, Product Specialist, SolidWorks Corporation , Product Manager for Industrial-Embedded Design, National Instruments MCAD-ECAD Integration , Senior Technology Application Engineer, PTC , Senior Generalist Application Engineer, PTC
, Business Development Director, PTC
How many times has your product reached the prototype, testing or assembly stage and not worked exactly right - the PCB didn't fit the enclosure, the wrong software version was loaded, or manufacturing failed to match the design data?

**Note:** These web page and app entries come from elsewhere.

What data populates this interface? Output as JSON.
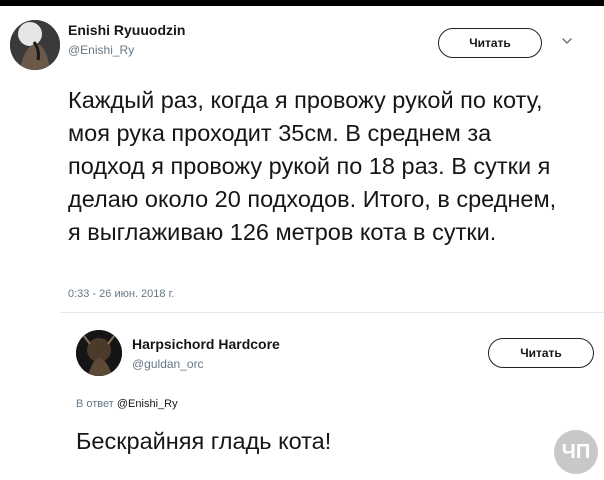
{
  "main_tweet": {
    "author_name": "Enishi Ryuuodzin",
    "author_handle": "@Enishi_Ry",
    "follow_label": "Читать",
    "text": "Каждый раз, когда я провожу рукой по коту, моя рука проходит 35см. В среднем за подход я провожу рукой по 18 раз. В сутки я делаю около 20 подходов. Итого, в среднем, я выглаживаю 126 метров кота в сутки.",
    "timestamp": "0:33 - 26 июн. 2018 г."
  },
  "reply_tweet": {
    "author_name": "Harpsichord Hardcore",
    "author_handle": "@guldan_orc",
    "follow_label": "Читать",
    "reply_prefix": "В ответ",
    "reply_to_handle": "@Enishi_Ry",
    "text": "Бескрайняя гладь кота!"
  },
  "watermark": {
    "text": "ЧП"
  },
  "icons": {
    "menu": "chevron-down-icon"
  },
  "colors": {
    "text": "#14171a",
    "muted": "#657786",
    "divider": "#e1e8ed"
  }
}
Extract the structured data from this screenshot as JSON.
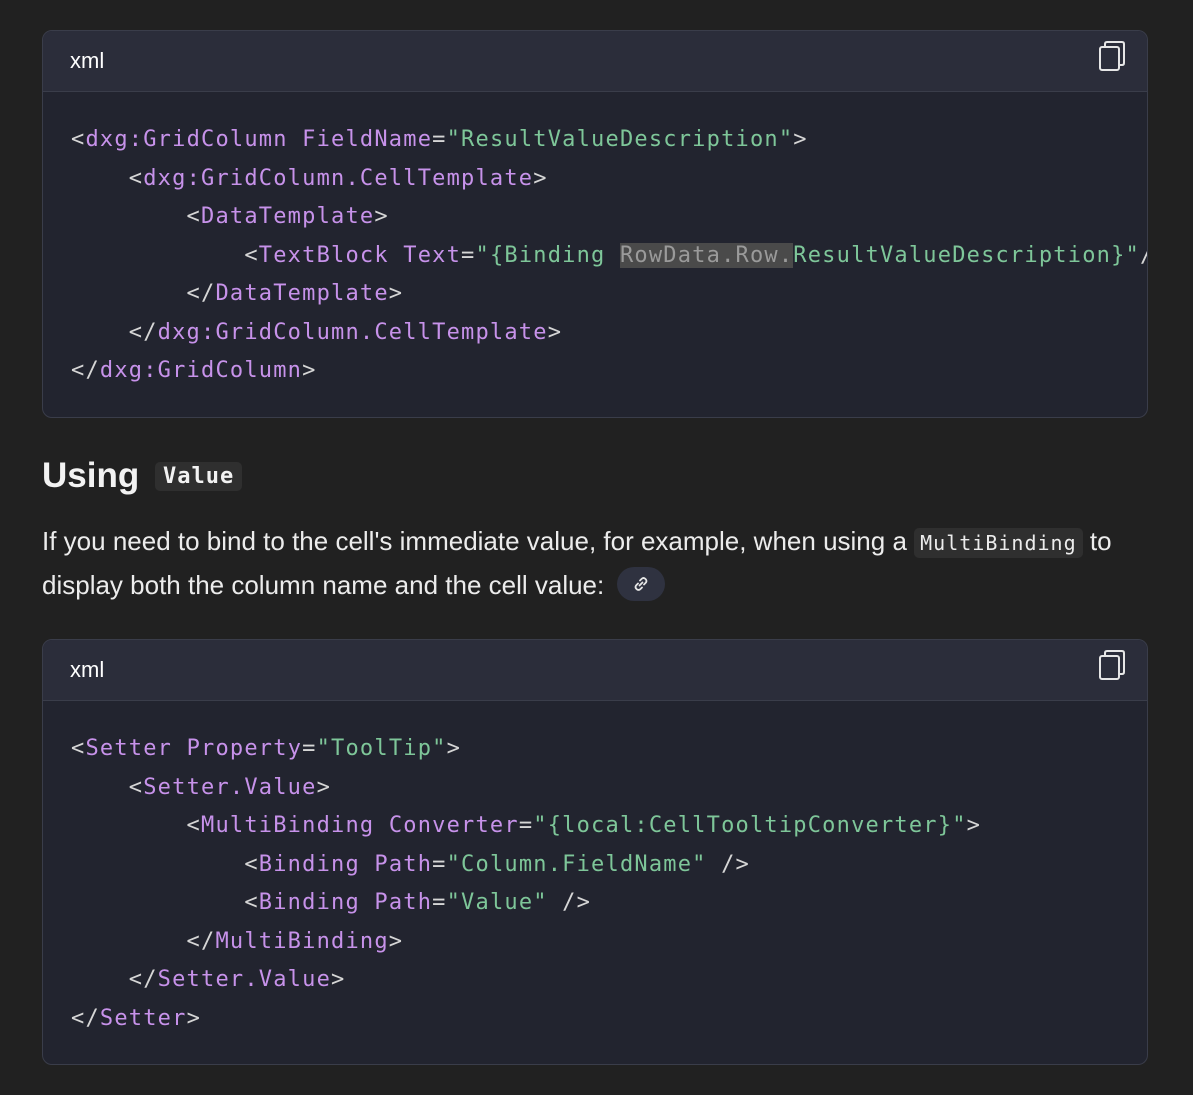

Organizations of all sizes are striving for faster electromechanical design and collaboration. Given the smaller, more sophisticated mechanical form factors and greater functionality demanded by customers, it is becoming more evident that there is a need for tighter collaboration between mechanical and electrical design teams. Through discussion and guided demonstrations, PTC application engineers will provide the attendees of this session with best practice guidelines on how to address the following challenges:
MCAD-ECAD integration. Everyone – regardless of their engineeringspecialty – must be informed immediately when designs are changed ina way that impacts them. Additionally, users must be able toautomatically compare any two versions of a design to determine exactlywhat is different.
Verification. Change identification tools are critical when it comes to ensuring designs are ‘right the first time’. But when it comes to the bigger picture of making sure that ECAD-MCAD designs are in synch, or even the electrical constraints are addressed in the final design, a more comprehensive solution is required.
Eliminating software silos. Integrating software into product development is challenging becausesoftware development often occurs in isolation from hardware engineering. As a result, tying software development into the broader product development process has proven to be difficult.
, Chief Editor, Design News , Editor, EDN/Test & Measurement World , Senior Editor, Control Engineering , Ph.D Dean of SMU Engineering School
Top editors from Control Engineering, Test & Measurement World, EDN and Design News as well as SMU Engineering Dean Geoffrey Orsak will sum up the day’s events to answer questions about where mechatronics is heading and what it means to you.
Are they robots or androids? We're not exactly sure. Each talking, gesturing Geminoid looks exactly like a real individual, starting with their creator, professor Hiroshi Ishiguro of Osaka University in Japan.
For industrial control applications, or even a simple assembly line, that machine can go almost 24/7 without a break. But what happens when the task is a little more complex? That’s where the “smart” machine would come in. The smart machine is one that has some simple (or complex in some cases) processing capability to be able to adapt to changing conditions. Such machines are suited for a host of applications, including automotive, aerospace, defense, medical, computers and electronics, telecommunications, consumer goods, and so on. This discussion will examine what’s possible with smart machines, and what tradeoffs need to be made to implement such a solution.